To follow up on the Tenet Plan, President Bush dispatched retired Marine Commandant Anthony Zinni in November 2001 as his special Middle East envoy. His mission was solely to establish a ceasefire, not to restart negotiations or address any of the other elements of the Mitchell report. Zinni’s plan, presented on March 26, 2002, used unconditional language in reference to the Palestinians, requiring them to “cease” violent activities, while only asking the Israelis to “commit to cease.” This new U.S. proposal also dropped the Tenet Plan’s requirement that Israel should stop its attacks on “innocent civilian targets” and its other restrictions against “proactive” Israeli military operations. Instead, Zinni’s proposal would permit Israeli attacks on Palestinian Authority buildings, including prisons, “in self-defense to an imminent terrorist attack,” a situation that the Israelis have always defined quite liberally.

The failure of the commission headed by Mitchell, then, occurred not because of Mitchell himself but because the Bush administration, supported by the bipartisan congressional leadership, refused to press the Israeli side to abide by its recommendations.

The question regarding Mitchell in his new role, then, is whether the Obama administration will be willing to support him to take a more balanced approach to the peace process, which emphasizes the responsibilities of both parties.

Is “Balance” Enough?

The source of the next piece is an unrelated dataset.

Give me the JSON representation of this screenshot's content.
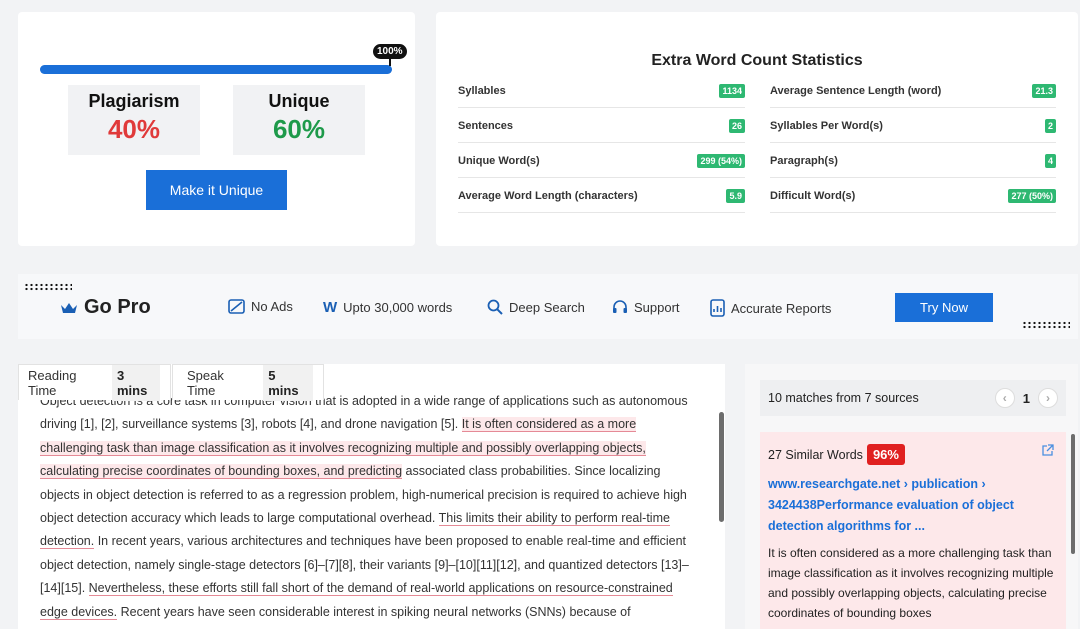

The 2001 Mitchell Commission report was praised at the time for being relatively “balanced.” That term has already cropped up in some of the more favorably reactions to Obama’s appointment of the former Senate leader. However, even should President Obama and Congress allow for such “balance,” will that be enough to bring peace?

The problem in being “balanced” in mediating the Israeli-Palestinian conflict is that it fails to recognize the unbalanced nature of a conflict between an occupied people and their occupiers. While balance in the sense of recognizing that both Israelis and Palestinians have the fundamental right to live in peace and security is indeed critical, it should be remembered that Palestinian land is being occupied, confiscated, and colonized, not Israeli land; that Israeli military and economic power is dramatically greater than that of the Palestinians; that Palestinian civilians have been killed in far greater numbers than Israeli civilians; and that it’s the Palestinians and not the Israelis who have been denied their fundamental right of statehood.

Indeed, it’s doubtful Mitchell would have authored a balanced report regarding Iraq and Kuwait during Kuwait’s six months under Saddam Hussein’s army of occupation, or a balanced report regarding Indonesia and East Timor during that island nation’s 24-year occupation by its powerful neighbor.

However strong the ties between the United States and Israel may be, Israel as the occupying power bears the most responsibility for resolving the conflict, particularly since the recognized Palestinian leadership already acceded to Israeli control of 78% of Mandatory Palestine. Despite the many faults of the Fatah-dominated Palestinian Authority, which governs the majority of the Palestinian population on the West Bank, its positions on the outstanding issues of the conflict — settlements, withdrawal from occupied lands, sharing Jerusalem, and the rights of refugees — are far more consistent with international law, UN Security Council resolutions, and the consensus of the international community than are the U.S. or Israeli positions.

And even assuming the best of intentions by Mitchell, there remains the fundamental contradiction of the United States being both the chief mediator of the conflict and the primary diplomatic, economic, and military backer of the Israeli occupation. Until the Obama administration recognizes that contradiction, Mitchell will have a very difficult task before him.

Stephen Zunes, a Foreign Policy in Focus senior analyst, is a professor of politics and chair of Middle Eastern Studies at the University of San Francisco.